--- START ---
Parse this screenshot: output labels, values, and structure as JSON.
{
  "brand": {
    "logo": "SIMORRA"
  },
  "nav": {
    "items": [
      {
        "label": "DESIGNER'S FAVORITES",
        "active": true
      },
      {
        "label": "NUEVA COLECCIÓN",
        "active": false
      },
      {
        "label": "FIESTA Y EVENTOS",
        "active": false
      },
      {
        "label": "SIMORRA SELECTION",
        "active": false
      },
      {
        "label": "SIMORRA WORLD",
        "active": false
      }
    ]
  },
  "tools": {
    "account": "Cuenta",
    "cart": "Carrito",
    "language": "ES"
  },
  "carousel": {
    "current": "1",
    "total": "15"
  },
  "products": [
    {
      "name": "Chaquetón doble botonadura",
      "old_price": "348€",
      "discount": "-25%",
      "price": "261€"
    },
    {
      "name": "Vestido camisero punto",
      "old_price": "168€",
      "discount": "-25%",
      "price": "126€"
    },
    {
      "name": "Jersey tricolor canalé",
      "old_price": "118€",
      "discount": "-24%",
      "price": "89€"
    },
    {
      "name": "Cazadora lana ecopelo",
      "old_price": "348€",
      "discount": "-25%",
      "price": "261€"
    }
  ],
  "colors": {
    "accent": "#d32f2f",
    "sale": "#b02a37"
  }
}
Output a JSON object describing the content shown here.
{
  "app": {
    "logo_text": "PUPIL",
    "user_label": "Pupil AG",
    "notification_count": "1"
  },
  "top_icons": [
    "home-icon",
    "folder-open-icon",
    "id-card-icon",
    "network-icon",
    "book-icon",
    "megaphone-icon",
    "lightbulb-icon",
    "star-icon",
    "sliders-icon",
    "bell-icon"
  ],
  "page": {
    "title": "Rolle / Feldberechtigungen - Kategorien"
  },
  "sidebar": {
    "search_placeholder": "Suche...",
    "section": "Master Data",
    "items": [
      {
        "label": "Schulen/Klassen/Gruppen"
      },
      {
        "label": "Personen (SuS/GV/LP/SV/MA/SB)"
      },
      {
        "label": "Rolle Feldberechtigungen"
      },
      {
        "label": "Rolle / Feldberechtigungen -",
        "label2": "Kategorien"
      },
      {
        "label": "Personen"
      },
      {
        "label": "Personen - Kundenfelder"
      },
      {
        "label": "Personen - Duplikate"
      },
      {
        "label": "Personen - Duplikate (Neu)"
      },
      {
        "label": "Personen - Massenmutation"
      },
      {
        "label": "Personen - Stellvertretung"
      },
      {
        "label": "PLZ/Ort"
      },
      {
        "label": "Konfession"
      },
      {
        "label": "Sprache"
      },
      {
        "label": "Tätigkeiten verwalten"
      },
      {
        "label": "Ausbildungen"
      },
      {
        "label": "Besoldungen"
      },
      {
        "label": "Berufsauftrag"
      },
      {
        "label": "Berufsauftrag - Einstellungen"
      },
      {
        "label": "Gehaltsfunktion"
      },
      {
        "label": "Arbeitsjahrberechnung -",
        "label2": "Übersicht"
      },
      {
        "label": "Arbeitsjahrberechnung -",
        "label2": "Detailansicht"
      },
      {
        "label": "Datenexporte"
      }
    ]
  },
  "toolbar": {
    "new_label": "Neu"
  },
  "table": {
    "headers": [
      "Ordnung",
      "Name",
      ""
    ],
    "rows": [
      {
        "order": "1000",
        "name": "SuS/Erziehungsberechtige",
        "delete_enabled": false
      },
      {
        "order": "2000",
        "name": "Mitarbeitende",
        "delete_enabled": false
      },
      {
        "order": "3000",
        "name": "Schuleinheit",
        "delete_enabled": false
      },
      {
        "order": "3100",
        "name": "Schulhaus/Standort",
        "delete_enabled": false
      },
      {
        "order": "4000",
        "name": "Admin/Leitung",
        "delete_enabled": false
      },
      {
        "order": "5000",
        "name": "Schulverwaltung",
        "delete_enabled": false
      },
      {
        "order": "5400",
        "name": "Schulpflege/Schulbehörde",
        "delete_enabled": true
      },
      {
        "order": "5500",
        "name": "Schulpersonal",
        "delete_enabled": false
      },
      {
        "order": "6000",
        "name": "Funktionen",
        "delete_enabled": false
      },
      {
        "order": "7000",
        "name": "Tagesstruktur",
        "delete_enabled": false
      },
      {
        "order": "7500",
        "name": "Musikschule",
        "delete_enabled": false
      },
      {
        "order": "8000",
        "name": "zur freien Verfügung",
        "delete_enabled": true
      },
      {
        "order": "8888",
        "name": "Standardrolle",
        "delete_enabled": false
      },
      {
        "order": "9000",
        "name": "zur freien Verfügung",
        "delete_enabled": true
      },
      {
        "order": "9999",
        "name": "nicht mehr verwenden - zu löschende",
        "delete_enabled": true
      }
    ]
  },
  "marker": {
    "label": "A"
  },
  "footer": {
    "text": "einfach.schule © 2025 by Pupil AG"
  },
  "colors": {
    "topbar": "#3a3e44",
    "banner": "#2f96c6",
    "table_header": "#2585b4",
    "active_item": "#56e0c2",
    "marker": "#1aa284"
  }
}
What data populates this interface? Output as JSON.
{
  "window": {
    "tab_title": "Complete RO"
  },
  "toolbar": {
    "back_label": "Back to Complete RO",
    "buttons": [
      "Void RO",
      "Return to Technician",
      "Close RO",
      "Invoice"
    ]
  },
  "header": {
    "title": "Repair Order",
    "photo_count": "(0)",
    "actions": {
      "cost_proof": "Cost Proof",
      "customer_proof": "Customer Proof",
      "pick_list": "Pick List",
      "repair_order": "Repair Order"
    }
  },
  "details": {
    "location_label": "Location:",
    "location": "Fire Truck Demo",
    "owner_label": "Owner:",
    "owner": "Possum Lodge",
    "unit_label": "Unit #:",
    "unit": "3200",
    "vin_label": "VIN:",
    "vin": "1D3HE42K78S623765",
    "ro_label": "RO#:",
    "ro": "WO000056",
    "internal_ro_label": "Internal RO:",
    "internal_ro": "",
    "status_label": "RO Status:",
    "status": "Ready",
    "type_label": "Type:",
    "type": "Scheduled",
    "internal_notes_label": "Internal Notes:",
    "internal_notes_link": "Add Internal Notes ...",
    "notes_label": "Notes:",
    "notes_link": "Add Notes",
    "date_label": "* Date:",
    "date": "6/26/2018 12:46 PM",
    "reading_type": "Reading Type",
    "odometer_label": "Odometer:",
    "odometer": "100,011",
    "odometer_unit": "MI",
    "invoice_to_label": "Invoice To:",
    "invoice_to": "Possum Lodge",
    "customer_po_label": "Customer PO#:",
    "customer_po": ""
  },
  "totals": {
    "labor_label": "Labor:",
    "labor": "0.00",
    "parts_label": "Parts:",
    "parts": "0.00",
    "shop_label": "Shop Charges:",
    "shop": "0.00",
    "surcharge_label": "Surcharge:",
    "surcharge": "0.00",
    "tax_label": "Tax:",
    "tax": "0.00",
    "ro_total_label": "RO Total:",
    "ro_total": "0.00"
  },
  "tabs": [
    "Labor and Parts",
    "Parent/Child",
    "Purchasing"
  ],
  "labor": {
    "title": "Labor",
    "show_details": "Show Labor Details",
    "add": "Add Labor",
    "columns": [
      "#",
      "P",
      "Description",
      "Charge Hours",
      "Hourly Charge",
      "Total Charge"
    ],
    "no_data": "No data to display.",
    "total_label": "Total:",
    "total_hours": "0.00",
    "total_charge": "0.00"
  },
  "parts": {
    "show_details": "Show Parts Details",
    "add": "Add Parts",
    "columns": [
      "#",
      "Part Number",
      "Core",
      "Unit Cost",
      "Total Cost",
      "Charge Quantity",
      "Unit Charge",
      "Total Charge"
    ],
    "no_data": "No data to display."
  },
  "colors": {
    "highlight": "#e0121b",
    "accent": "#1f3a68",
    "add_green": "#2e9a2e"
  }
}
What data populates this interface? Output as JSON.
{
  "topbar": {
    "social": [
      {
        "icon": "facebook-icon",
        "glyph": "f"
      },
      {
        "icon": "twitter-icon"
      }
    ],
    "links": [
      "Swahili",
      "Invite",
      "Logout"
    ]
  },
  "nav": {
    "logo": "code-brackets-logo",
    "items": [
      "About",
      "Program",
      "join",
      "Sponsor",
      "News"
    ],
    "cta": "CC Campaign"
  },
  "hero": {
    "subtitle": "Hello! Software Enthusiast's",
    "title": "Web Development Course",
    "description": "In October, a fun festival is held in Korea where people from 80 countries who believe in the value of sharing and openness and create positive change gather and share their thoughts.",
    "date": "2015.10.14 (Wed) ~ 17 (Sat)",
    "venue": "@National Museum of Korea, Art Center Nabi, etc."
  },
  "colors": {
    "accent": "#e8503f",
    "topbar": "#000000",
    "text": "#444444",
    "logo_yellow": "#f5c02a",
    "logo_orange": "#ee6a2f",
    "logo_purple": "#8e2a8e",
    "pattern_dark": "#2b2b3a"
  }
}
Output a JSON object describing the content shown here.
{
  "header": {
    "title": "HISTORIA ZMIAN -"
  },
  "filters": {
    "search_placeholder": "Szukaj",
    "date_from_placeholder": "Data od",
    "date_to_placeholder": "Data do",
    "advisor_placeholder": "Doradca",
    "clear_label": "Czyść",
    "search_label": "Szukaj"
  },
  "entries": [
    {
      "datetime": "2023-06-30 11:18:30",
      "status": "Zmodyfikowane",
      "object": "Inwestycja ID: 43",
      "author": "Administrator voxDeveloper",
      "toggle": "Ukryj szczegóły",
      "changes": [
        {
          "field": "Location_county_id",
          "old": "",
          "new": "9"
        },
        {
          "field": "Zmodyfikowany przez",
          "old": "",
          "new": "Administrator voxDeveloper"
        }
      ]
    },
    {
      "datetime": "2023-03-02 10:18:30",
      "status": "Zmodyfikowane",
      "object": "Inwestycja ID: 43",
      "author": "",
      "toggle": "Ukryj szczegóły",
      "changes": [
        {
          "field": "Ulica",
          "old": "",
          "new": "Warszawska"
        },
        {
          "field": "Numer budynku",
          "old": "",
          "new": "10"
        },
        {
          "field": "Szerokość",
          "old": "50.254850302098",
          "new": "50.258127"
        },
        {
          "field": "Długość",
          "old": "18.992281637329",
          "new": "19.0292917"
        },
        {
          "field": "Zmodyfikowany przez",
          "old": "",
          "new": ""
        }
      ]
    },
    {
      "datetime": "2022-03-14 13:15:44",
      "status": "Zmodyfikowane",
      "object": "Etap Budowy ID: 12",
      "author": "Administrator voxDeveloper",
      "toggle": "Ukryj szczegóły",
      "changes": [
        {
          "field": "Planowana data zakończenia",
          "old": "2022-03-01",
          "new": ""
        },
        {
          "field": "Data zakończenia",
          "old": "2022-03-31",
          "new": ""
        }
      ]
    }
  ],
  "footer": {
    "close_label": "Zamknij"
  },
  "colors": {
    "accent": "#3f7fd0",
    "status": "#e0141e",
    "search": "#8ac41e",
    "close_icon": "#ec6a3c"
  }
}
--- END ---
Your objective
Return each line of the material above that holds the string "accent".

Problem solution
    "accent": "#d32f2f",
    "accent": "#1f3a68",
    "accent": "#e8503f",
    "accent": "#3f7fd0",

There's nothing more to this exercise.